>>>

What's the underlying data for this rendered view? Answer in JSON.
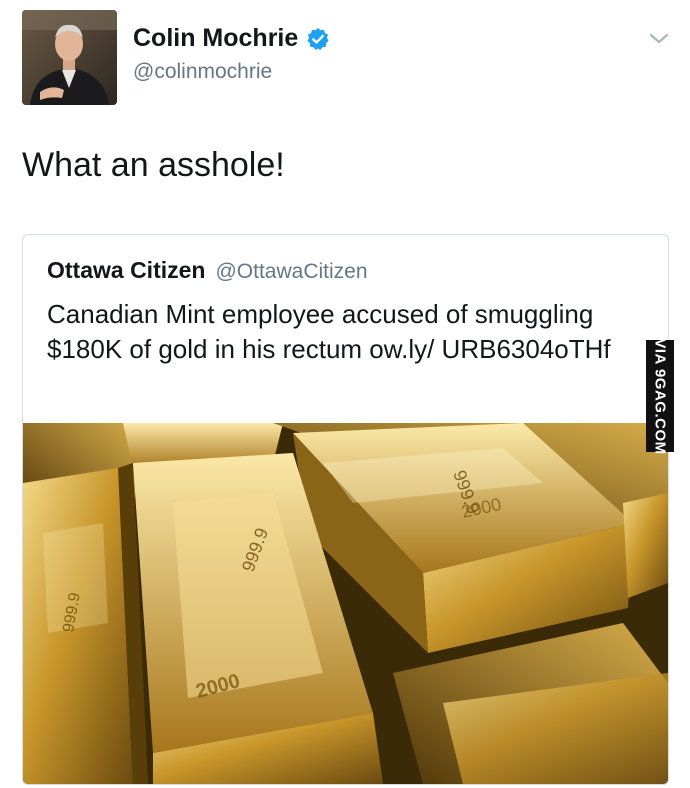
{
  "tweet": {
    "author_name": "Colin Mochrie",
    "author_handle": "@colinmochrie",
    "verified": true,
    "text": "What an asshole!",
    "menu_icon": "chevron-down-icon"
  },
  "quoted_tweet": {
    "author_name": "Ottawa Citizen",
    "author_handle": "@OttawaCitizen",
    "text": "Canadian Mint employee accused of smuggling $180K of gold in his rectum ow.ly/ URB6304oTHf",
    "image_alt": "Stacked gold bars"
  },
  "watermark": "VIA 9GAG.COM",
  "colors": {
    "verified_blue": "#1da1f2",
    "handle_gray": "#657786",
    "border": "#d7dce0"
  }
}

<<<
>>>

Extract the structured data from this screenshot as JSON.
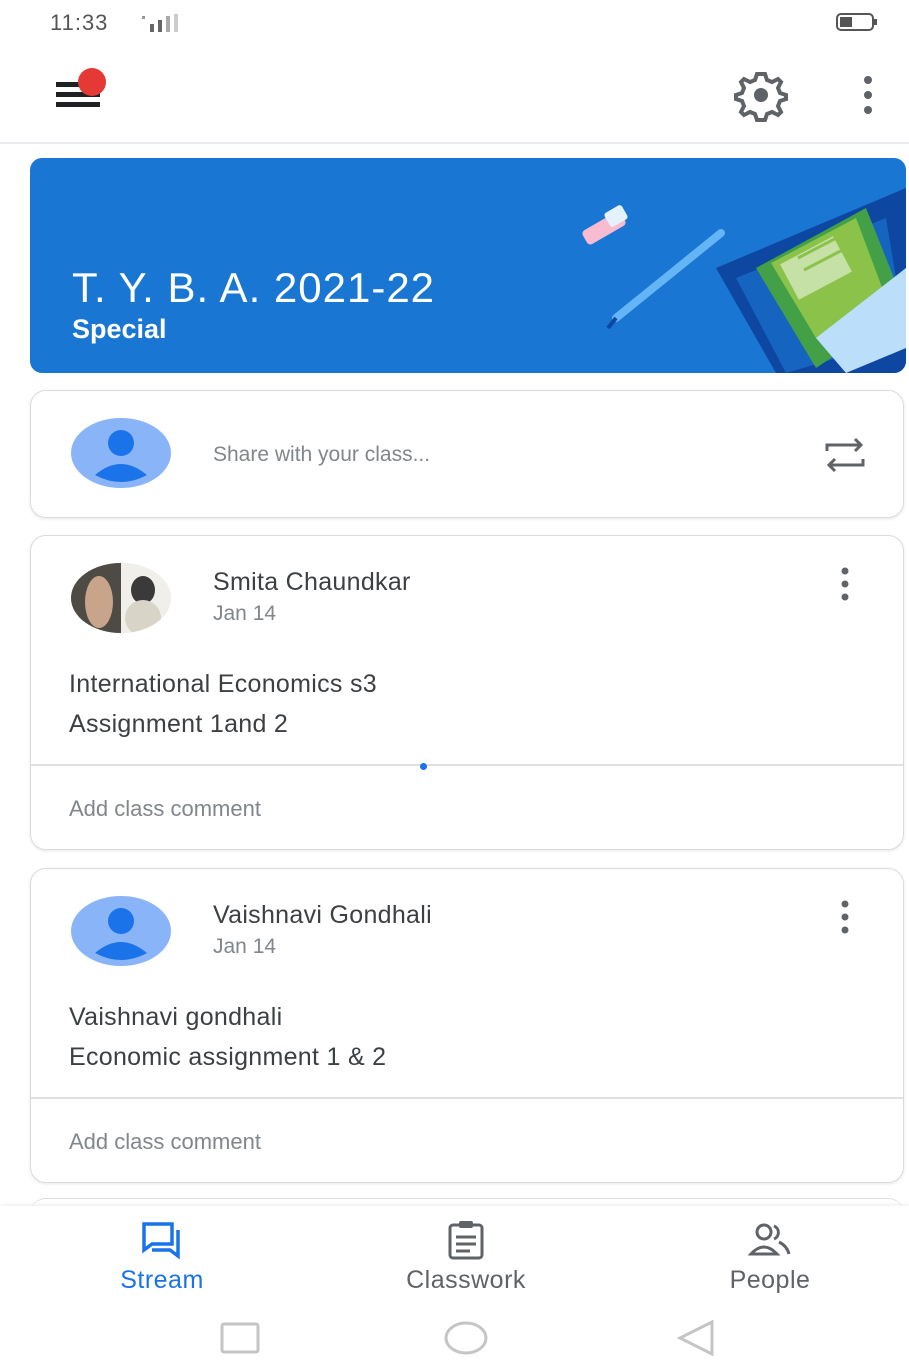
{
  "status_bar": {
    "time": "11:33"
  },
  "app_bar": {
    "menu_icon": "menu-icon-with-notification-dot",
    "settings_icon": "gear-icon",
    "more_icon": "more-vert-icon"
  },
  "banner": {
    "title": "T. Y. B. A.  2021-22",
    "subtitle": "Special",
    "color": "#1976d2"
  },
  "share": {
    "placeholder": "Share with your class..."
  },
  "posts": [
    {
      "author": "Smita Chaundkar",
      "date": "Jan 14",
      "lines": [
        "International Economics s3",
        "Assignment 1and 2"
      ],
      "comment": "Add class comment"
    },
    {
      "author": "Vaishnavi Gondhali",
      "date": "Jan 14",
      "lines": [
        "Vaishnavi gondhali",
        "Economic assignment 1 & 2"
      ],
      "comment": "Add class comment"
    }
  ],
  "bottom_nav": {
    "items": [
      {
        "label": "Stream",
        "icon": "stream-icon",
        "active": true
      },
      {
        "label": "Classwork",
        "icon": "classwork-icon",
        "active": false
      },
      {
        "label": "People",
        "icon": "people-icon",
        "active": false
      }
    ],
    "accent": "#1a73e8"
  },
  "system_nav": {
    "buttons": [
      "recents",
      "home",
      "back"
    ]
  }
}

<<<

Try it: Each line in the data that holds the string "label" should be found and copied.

Written answer:
        "label": "Stream",
        "label": "Classwork",
        "label": "People",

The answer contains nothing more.